Records for this exercise:

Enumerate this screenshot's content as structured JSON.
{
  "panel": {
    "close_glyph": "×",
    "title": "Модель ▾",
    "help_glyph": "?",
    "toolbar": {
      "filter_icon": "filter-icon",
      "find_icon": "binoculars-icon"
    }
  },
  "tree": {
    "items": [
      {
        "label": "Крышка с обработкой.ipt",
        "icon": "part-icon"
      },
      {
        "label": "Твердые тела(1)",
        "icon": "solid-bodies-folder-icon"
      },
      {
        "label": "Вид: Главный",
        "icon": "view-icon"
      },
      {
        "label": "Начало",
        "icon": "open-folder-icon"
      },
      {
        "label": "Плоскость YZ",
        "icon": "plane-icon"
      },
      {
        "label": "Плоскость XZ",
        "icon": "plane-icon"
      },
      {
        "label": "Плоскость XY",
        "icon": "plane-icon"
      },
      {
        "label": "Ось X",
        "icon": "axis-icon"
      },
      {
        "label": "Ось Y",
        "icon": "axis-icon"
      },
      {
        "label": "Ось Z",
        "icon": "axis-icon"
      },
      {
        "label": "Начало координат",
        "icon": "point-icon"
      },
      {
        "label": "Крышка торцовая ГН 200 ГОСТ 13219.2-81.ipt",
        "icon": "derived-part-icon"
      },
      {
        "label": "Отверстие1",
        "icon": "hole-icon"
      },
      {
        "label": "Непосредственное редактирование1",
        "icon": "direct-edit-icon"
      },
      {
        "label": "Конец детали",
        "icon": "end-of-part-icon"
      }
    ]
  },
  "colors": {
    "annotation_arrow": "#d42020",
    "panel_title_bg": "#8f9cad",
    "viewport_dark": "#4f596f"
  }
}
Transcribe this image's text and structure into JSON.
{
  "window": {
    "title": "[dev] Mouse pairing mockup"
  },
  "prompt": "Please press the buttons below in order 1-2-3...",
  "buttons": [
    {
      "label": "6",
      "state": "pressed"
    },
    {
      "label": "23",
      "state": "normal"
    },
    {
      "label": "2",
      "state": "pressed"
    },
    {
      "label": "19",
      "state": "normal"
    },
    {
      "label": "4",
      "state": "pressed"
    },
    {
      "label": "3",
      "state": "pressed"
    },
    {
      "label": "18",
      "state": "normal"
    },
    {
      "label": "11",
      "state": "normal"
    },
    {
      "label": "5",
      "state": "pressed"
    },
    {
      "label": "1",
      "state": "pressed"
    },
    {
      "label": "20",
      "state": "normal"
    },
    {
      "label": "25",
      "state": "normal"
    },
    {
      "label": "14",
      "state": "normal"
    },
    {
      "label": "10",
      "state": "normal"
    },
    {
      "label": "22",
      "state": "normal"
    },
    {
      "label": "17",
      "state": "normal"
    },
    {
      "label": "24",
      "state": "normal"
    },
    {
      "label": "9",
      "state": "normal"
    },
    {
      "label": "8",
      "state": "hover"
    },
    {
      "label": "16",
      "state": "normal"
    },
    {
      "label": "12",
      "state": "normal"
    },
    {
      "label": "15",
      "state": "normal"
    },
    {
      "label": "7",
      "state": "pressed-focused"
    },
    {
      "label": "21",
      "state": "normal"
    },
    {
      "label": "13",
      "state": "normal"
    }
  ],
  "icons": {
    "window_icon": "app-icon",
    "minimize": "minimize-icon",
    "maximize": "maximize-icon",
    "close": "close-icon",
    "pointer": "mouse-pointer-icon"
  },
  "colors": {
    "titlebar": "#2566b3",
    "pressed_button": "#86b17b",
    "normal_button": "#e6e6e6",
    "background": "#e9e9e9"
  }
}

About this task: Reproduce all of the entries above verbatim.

Response box:
Enumerate this screenshot's content as structured JSON.
{
  "panel": {
    "close_glyph": "×",
    "title": "Модель ▾",
    "help_glyph": "?",
    "toolbar": {
      "filter_icon": "filter-icon",
      "find_icon": "binoculars-icon"
    }
  },
  "tree": {
    "items": [
      {
        "label": "Крышка с обработкой.ipt",
        "icon": "part-icon"
      },
      {
        "label": "Твердые тела(1)",
        "icon": "solid-bodies-folder-icon"
      },
      {
        "label": "Вид: Главный",
        "icon": "view-icon"
      },
      {
        "label": "Начало",
        "icon": "open-folder-icon"
      },
      {
        "label": "Плоскость YZ",
        "icon": "plane-icon"
      },
      {
        "label": "Плоскость XZ",
        "icon": "plane-icon"
      },
      {
        "label": "Плоскость XY",
        "icon": "plane-icon"
      },
      {
        "label": "Ось X",
        "icon": "axis-icon"
      },
      {
        "label": "Ось Y",
        "icon": "axis-icon"
      },
      {
        "label": "Ось Z",
        "icon": "axis-icon"
      },
      {
        "label": "Начало координат",
        "icon": "point-icon"
      },
      {
        "label": "Крышка торцовая ГН 200 ГОСТ 13219.2-81.ipt",
        "icon": "derived-part-icon"
      },
      {
        "label": "Отверстие1",
        "icon": "hole-icon"
      },
      {
        "label": "Непосредственное редактирование1",
        "icon": "direct-edit-icon"
      },
      {
        "label": "Конец детали",
        "icon": "end-of-part-icon"
      }
    ]
  },
  "colors": {
    "annotation_arrow": "#d42020",
    "panel_title_bg": "#8f9cad",
    "viewport_dark": "#4f596f"
  }
}
Transcribe this image's text and structure into JSON.
{
  "window": {
    "title": "[dev] Mouse pairing mockup"
  },
  "prompt": "Please press the buttons below in order 1-2-3...",
  "buttons": [
    {
      "label": "6",
      "state": "pressed"
    },
    {
      "label": "23",
      "state": "normal"
    },
    {
      "label": "2",
      "state": "pressed"
    },
    {
      "label": "19",
      "state": "normal"
    },
    {
      "label": "4",
      "state": "pressed"
    },
    {
      "label": "3",
      "state": "pressed"
    },
    {
      "label": "18",
      "state": "normal"
    },
    {
      "label": "11",
      "state": "normal"
    },
    {
      "label": "5",
      "state": "pressed"
    },
    {
      "label": "1",
      "state": "pressed"
    },
    {
      "label": "20",
      "state": "normal"
    },
    {
      "label": "25",
      "state": "normal"
    },
    {
      "label": "14",
      "state": "normal"
    },
    {
      "label": "10",
      "state": "normal"
    },
    {
      "label": "22",
      "state": "normal"
    },
    {
      "label": "17",
      "state": "normal"
    },
    {
      "label": "24",
      "state": "normal"
    },
    {
      "label": "9",
      "state": "normal"
    },
    {
      "label": "8",
      "state": "hover"
    },
    {
      "label": "16",
      "state": "normal"
    },
    {
      "label": "12",
      "state": "normal"
    },
    {
      "label": "15",
      "state": "normal"
    },
    {
      "label": "7",
      "state": "pressed-focused"
    },
    {
      "label": "21",
      "state": "normal"
    },
    {
      "label": "13",
      "state": "normal"
    }
  ],
  "icons": {
    "window_icon": "app-icon",
    "minimize": "minimize-icon",
    "maximize": "maximize-icon",
    "close": "close-icon",
    "pointer": "mouse-pointer-icon"
  },
  "colors": {
    "titlebar": "#2566b3",
    "pressed_button": "#86b17b",
    "normal_button": "#e6e6e6",
    "background": "#e9e9e9"
  }
}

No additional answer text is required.